Instead of getting overwhelmed by the various ways to go about positioning your camera, frame composition, and then deciding what you're trying to say with your shot selection, this video breaks down the various elements that directors and directors of photography use to convey their intent.
From a Director of Photography's Perspective:
Points are used in photography and film. They're what catch the viewer's eye and draws the attention. It's probably the first thing I think of using when deciding on the frame and composition of my shot when working on storyboards for commercials. So, I would say if you're starting out, use points as starting point in your storyboard to show the client what you're doing with each shot.
I use leading lines when they're there, but I've never asked the set design team to add lines to a set for me. But, I think if I find them while scouting locations, I'd certainly use them if the shots and scene allow for it.
Textures are probably one of the most important aspects of the commercials I produce, as I mainly shoot beauty and cosmetics commercials. It's important to give the viewer the satisfaction of touching a cream. This is most important, although I do provide contrast with the set. If the cream is white and shot in a bathroom, I might add a rougher texture to the walls, or I might add to the softness of the cream with soft, white curtains. This is all part of the pre-production process.
I create space by setting up the camera closer or farther away from my talent. These shots are all signed off by the client, but it is possible to try getting closer or farther away if time allows. This gives clients a few more options to select from in the edit.
Angles are often disregarded by tv commercial clients. But, as an example, if I have two brothers playfully embracing each other, I will use an easy-rig and move around with them. This causes some movement and often changes the angle, which adds energy to the shot.

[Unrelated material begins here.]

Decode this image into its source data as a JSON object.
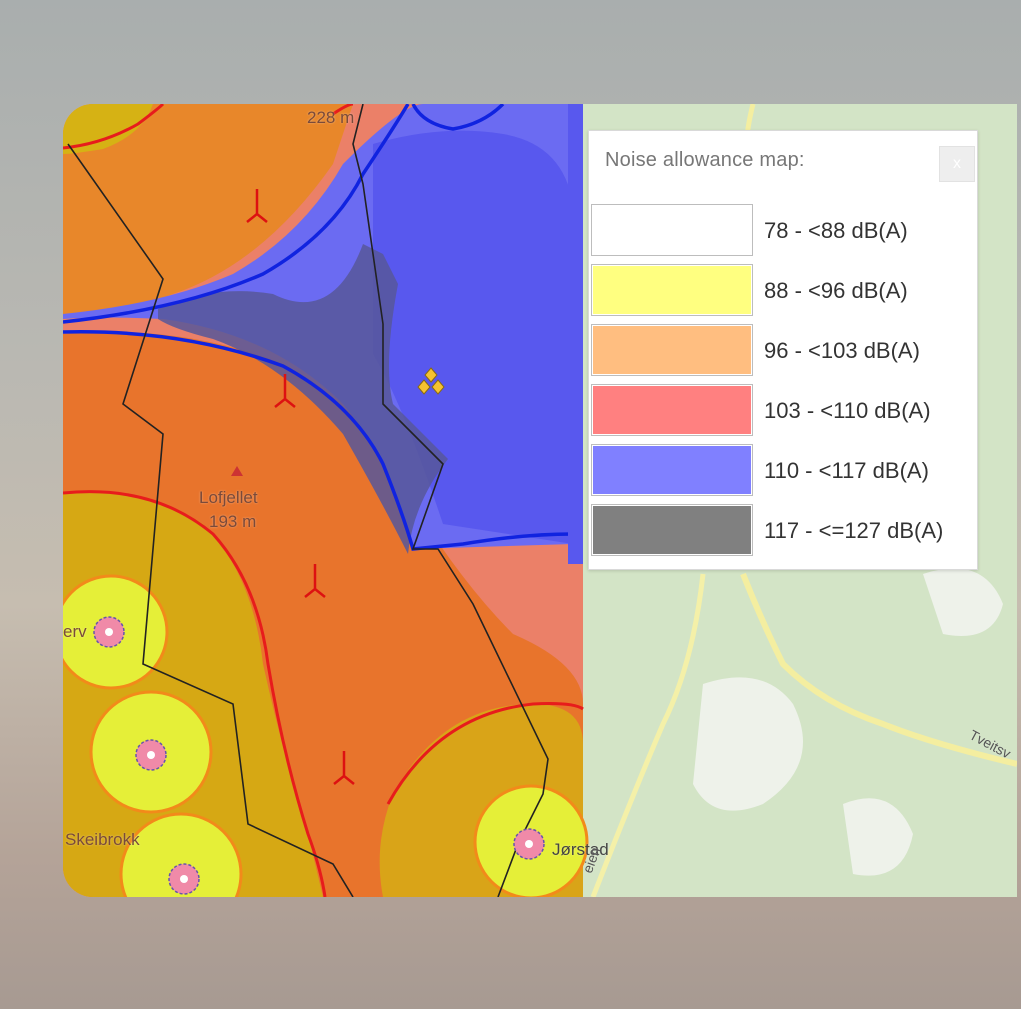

This video is great for someone who hasn't gone to film school. The whole series can be watched on Studiobinder's YouTube channel. The way they convey the information and the time and effort that goes in to each video they upload should be appreciated. We are really fortunate having it all for free.